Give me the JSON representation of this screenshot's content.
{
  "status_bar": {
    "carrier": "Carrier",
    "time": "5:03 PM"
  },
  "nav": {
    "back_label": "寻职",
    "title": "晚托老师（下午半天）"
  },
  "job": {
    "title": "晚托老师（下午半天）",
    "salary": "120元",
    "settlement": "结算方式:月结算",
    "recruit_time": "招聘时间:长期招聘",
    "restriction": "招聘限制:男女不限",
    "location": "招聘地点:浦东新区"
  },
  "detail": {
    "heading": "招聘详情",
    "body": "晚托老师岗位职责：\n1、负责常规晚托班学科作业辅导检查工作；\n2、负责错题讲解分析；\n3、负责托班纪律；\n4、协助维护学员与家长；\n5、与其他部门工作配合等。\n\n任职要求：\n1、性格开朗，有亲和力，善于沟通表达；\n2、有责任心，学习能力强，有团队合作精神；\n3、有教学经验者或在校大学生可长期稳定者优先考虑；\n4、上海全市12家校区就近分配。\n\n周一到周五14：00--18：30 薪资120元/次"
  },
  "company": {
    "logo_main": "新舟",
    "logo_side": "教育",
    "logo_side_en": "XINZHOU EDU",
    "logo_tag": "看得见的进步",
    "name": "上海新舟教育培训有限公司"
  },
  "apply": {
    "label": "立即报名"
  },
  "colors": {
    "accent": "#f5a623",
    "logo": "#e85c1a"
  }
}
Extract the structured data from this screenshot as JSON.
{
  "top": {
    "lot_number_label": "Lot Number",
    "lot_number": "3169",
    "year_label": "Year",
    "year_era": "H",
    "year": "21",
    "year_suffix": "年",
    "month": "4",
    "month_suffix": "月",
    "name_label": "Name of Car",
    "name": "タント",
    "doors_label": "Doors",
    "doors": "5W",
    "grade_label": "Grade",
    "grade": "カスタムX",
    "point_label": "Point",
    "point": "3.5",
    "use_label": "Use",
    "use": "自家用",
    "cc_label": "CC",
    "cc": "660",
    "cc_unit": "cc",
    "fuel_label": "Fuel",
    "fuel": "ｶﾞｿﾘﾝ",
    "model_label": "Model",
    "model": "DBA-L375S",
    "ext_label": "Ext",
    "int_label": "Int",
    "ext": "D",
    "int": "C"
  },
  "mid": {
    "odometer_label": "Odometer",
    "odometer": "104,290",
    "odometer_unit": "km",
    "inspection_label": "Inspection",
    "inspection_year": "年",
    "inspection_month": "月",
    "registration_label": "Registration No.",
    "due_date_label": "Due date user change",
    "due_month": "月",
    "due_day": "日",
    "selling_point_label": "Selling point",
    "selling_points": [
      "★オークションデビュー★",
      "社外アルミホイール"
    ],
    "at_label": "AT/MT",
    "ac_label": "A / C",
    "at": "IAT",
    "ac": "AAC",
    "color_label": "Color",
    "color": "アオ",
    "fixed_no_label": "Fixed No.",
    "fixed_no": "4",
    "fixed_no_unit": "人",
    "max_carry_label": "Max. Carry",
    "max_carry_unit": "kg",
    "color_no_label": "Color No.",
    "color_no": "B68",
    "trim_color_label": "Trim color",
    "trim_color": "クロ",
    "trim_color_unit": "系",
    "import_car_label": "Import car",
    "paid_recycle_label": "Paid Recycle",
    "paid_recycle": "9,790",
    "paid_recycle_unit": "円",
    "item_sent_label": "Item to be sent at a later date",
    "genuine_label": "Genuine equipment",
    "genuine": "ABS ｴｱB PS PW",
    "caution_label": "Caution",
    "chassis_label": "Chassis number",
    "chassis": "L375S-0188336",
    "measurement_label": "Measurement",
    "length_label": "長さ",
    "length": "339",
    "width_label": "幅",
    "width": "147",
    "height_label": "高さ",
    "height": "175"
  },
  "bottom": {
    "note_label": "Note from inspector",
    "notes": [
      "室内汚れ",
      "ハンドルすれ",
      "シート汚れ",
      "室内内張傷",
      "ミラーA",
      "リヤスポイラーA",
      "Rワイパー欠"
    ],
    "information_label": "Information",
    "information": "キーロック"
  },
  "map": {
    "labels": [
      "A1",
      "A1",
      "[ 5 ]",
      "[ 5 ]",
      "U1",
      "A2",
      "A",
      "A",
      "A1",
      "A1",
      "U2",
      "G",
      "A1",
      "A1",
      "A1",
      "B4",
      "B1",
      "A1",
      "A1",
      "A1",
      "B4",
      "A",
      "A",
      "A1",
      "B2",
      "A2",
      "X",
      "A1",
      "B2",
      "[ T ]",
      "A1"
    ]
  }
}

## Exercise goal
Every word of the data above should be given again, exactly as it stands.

## Exercise response
Give me the JSON representation of this screenshot's content.
{
  "status_bar": {
    "carrier": "Carrier",
    "time": "5:03 PM"
  },
  "nav": {
    "back_label": "寻职",
    "title": "晚托老师（下午半天）"
  },
  "job": {
    "title": "晚托老师（下午半天）",
    "salary": "120元",
    "settlement": "结算方式:月结算",
    "recruit_time": "招聘时间:长期招聘",
    "restriction": "招聘限制:男女不限",
    "location": "招聘地点:浦东新区"
  },
  "detail": {
    "heading": "招聘详情",
    "body": "晚托老师岗位职责：\n1、负责常规晚托班学科作业辅导检查工作；\n2、负责错题讲解分析；\n3、负责托班纪律；\n4、协助维护学员与家长；\n5、与其他部门工作配合等。\n\n任职要求：\n1、性格开朗，有亲和力，善于沟通表达；\n2、有责任心，学习能力强，有团队合作精神；\n3、有教学经验者或在校大学生可长期稳定者优先考虑；\n4、上海全市12家校区就近分配。\n\n周一到周五14：00--18：30 薪资120元/次"
  },
  "company": {
    "logo_main": "新舟",
    "logo_side": "教育",
    "logo_side_en": "XINZHOU EDU",
    "logo_tag": "看得见的进步",
    "name": "上海新舟教育培训有限公司"
  },
  "apply": {
    "label": "立即报名"
  },
  "colors": {
    "accent": "#f5a623",
    "logo": "#e85c1a"
  }
}
Extract the structured data from this screenshot as JSON.
{
  "top": {
    "lot_number_label": "Lot Number",
    "lot_number": "3169",
    "year_label": "Year",
    "year_era": "H",
    "year": "21",
    "year_suffix": "年",
    "month": "4",
    "month_suffix": "月",
    "name_label": "Name of Car",
    "name": "タント",
    "doors_label": "Doors",
    "doors": "5W",
    "grade_label": "Grade",
    "grade": "カスタムX",
    "point_label": "Point",
    "point": "3.5",
    "use_label": "Use",
    "use": "自家用",
    "cc_label": "CC",
    "cc": "660",
    "cc_unit": "cc",
    "fuel_label": "Fuel",
    "fuel": "ｶﾞｿﾘﾝ",
    "model_label": "Model",
    "model": "DBA-L375S",
    "ext_label": "Ext",
    "int_label": "Int",
    "ext": "D",
    "int": "C"
  },
  "mid": {
    "odometer_label": "Odometer",
    "odometer": "104,290",
    "odometer_unit": "km",
    "inspection_label": "Inspection",
    "inspection_year": "年",
    "inspection_month": "月",
    "registration_label": "Registration No.",
    "due_date_label": "Due date user change",
    "due_month": "月",
    "due_day": "日",
    "selling_point_label": "Selling point",
    "selling_points": [
      "★オークションデビュー★",
      "社外アルミホイール"
    ],
    "at_label": "AT/MT",
    "ac_label": "A / C",
    "at": "IAT",
    "ac": "AAC",
    "color_label": "Color",
    "color": "アオ",
    "fixed_no_label": "Fixed No.",
    "fixed_no": "4",
    "fixed_no_unit": "人",
    "max_carry_label": "Max. Carry",
    "max_carry_unit": "kg",
    "color_no_label": "Color No.",
    "color_no": "B68",
    "trim_color_label": "Trim color",
    "trim_color": "クロ",
    "trim_color_unit": "系",
    "import_car_label": "Import car",
    "paid_recycle_label": "Paid Recycle",
    "paid_recycle": "9,790",
    "paid_recycle_unit": "円",
    "item_sent_label": "Item to be sent at a later date",
    "genuine_label": "Genuine equipment",
    "genuine": "ABS ｴｱB PS PW",
    "caution_label": "Caution",
    "chassis_label": "Chassis number",
    "chassis": "L375S-0188336",
    "measurement_label": "Measurement",
    "length_label": "長さ",
    "length": "339",
    "width_label": "幅",
    "width": "147",
    "height_label": "高さ",
    "height": "175"
  },
  "bottom": {
    "note_label": "Note from inspector",
    "notes": [
      "室内汚れ",
      "ハンドルすれ",
      "シート汚れ",
      "室内内張傷",
      "ミラーA",
      "リヤスポイラーA",
      "Rワイパー欠"
    ],
    "information_label": "Information",
    "information": "キーロック"
  },
  "map": {
    "labels": [
      "A1",
      "A1",
      "[ 5 ]",
      "[ 5 ]",
      "U1",
      "A2",
      "A",
      "A",
      "A1",
      "A1",
      "U2",
      "G",
      "A1",
      "A1",
      "A1",
      "B4",
      "B1",
      "A1",
      "A1",
      "A1",
      "B4",
      "A",
      "A",
      "A1",
      "B2",
      "A2",
      "X",
      "A1",
      "B2",
      "[ T ]",
      "A1"
    ]
  }
}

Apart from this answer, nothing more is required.